(Collected data entries)
'''

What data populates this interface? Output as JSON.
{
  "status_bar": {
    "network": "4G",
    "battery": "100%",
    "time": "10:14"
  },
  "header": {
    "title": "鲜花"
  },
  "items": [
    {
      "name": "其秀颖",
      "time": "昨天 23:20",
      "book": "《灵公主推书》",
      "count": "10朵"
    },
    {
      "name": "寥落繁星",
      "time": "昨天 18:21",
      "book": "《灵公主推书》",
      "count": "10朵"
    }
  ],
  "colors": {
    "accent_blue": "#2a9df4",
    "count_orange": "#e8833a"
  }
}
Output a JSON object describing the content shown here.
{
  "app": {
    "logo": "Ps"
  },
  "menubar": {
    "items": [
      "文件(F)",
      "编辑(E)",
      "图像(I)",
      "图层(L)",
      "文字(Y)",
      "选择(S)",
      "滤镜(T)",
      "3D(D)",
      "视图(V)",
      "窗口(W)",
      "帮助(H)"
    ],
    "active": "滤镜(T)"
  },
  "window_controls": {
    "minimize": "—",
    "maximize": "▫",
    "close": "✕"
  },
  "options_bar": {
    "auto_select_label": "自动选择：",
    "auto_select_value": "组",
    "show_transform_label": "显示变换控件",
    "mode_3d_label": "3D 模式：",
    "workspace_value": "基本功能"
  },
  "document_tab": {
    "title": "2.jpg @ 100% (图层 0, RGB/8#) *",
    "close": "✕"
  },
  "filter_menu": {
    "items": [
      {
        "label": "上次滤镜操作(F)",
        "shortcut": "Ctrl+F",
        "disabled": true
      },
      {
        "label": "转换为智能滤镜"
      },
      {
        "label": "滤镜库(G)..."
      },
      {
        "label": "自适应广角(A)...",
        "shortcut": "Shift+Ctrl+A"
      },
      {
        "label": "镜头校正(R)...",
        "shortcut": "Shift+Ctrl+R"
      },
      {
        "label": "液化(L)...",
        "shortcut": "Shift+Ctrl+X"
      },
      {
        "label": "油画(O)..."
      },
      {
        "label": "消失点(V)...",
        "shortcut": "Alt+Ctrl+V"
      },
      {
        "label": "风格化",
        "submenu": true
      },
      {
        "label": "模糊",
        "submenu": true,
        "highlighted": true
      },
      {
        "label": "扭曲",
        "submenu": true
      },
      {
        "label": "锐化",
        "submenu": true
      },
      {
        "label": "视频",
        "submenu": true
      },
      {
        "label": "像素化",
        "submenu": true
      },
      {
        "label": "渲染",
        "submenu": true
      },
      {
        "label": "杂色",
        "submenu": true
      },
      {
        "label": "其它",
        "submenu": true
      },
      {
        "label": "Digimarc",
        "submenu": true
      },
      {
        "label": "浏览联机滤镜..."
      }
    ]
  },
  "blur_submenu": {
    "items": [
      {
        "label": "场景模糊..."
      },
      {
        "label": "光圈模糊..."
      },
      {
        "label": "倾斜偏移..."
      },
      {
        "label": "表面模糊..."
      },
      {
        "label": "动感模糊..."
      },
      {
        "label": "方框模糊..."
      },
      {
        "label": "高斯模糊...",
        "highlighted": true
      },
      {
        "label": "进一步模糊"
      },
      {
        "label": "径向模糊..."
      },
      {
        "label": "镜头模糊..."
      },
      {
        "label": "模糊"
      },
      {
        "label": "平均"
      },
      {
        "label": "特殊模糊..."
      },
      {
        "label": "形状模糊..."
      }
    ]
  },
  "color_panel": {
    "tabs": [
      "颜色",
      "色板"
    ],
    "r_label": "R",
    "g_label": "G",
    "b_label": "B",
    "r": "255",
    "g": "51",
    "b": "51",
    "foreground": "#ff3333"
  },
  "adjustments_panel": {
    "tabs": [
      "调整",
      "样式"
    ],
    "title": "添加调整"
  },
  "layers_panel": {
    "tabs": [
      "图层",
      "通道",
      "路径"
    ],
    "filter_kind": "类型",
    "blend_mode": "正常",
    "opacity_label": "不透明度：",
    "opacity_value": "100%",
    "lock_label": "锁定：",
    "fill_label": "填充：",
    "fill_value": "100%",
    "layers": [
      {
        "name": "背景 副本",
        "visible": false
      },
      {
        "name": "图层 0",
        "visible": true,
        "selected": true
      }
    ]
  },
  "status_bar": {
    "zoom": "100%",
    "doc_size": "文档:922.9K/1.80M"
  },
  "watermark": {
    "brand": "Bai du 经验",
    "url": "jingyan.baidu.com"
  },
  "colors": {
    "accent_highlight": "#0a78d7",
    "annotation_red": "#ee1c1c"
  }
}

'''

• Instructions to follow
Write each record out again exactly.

• Task output
What data populates this interface? Output as JSON.
{
  "status_bar": {
    "network": "4G",
    "battery": "100%",
    "time": "10:14"
  },
  "header": {
    "title": "鲜花"
  },
  "items": [
    {
      "name": "其秀颖",
      "time": "昨天 23:20",
      "book": "《灵公主推书》",
      "count": "10朵"
    },
    {
      "name": "寥落繁星",
      "time": "昨天 18:21",
      "book": "《灵公主推书》",
      "count": "10朵"
    }
  ],
  "colors": {
    "accent_blue": "#2a9df4",
    "count_orange": "#e8833a"
  }
}
Output a JSON object describing the content shown here.
{
  "app": {
    "logo": "Ps"
  },
  "menubar": {
    "items": [
      "文件(F)",
      "编辑(E)",
      "图像(I)",
      "图层(L)",
      "文字(Y)",
      "选择(S)",
      "滤镜(T)",
      "3D(D)",
      "视图(V)",
      "窗口(W)",
      "帮助(H)"
    ],
    "active": "滤镜(T)"
  },
  "window_controls": {
    "minimize": "—",
    "maximize": "▫",
    "close": "✕"
  },
  "options_bar": {
    "auto_select_label": "自动选择：",
    "auto_select_value": "组",
    "show_transform_label": "显示变换控件",
    "mode_3d_label": "3D 模式：",
    "workspace_value": "基本功能"
  },
  "document_tab": {
    "title": "2.jpg @ 100% (图层 0, RGB/8#) *",
    "close": "✕"
  },
  "filter_menu": {
    "items": [
      {
        "label": "上次滤镜操作(F)",
        "shortcut": "Ctrl+F",
        "disabled": true
      },
      {
        "label": "转换为智能滤镜"
      },
      {
        "label": "滤镜库(G)..."
      },
      {
        "label": "自适应广角(A)...",
        "shortcut": "Shift+Ctrl+A"
      },
      {
        "label": "镜头校正(R)...",
        "shortcut": "Shift+Ctrl+R"
      },
      {
        "label": "液化(L)...",
        "shortcut": "Shift+Ctrl+X"
      },
      {
        "label": "油画(O)..."
      },
      {
        "label": "消失点(V)...",
        "shortcut": "Alt+Ctrl+V"
      },
      {
        "label": "风格化",
        "submenu": true
      },
      {
        "label": "模糊",
        "submenu": true,
        "highlighted": true
      },
      {
        "label": "扭曲",
        "submenu": true
      },
      {
        "label": "锐化",
        "submenu": true
      },
      {
        "label": "视频",
        "submenu": true
      },
      {
        "label": "像素化",
        "submenu": true
      },
      {
        "label": "渲染",
        "submenu": true
      },
      {
        "label": "杂色",
        "submenu": true
      },
      {
        "label": "其它",
        "submenu": true
      },
      {
        "label": "Digimarc",
        "submenu": true
      },
      {
        "label": "浏览联机滤镜..."
      }
    ]
  },
  "blur_submenu": {
    "items": [
      {
        "label": "场景模糊..."
      },
      {
        "label": "光圈模糊..."
      },
      {
        "label": "倾斜偏移..."
      },
      {
        "label": "表面模糊..."
      },
      {
        "label": "动感模糊..."
      },
      {
        "label": "方框模糊..."
      },
      {
        "label": "高斯模糊...",
        "highlighted": true
      },
      {
        "label": "进一步模糊"
      },
      {
        "label": "径向模糊..."
      },
      {
        "label": "镜头模糊..."
      },
      {
        "label": "模糊"
      },
      {
        "label": "平均"
      },
      {
        "label": "特殊模糊..."
      },
      {
        "label": "形状模糊..."
      }
    ]
  },
  "color_panel": {
    "tabs": [
      "颜色",
      "色板"
    ],
    "r_label": "R",
    "g_label": "G",
    "b_label": "B",
    "r": "255",
    "g": "51",
    "b": "51",
    "foreground": "#ff3333"
  },
  "adjustments_panel": {
    "tabs": [
      "调整",
      "样式"
    ],
    "title": "添加调整"
  },
  "layers_panel": {
    "tabs": [
      "图层",
      "通道",
      "路径"
    ],
    "filter_kind": "类型",
    "blend_mode": "正常",
    "opacity_label": "不透明度：",
    "opacity_value": "100%",
    "lock_label": "锁定：",
    "fill_label": "填充：",
    "fill_value": "100%",
    "layers": [
      {
        "name": "背景 副本",
        "visible": false
      },
      {
        "name": "图层 0",
        "visible": true,
        "selected": true
      }
    ]
  },
  "status_bar": {
    "zoom": "100%",
    "doc_size": "文档:922.9K/1.80M"
  },
  "watermark": {
    "brand": "Bai du 经验",
    "url": "jingyan.baidu.com"
  },
  "colors": {
    "accent_highlight": "#0a78d7",
    "annotation_red": "#ee1c1c"
  }
}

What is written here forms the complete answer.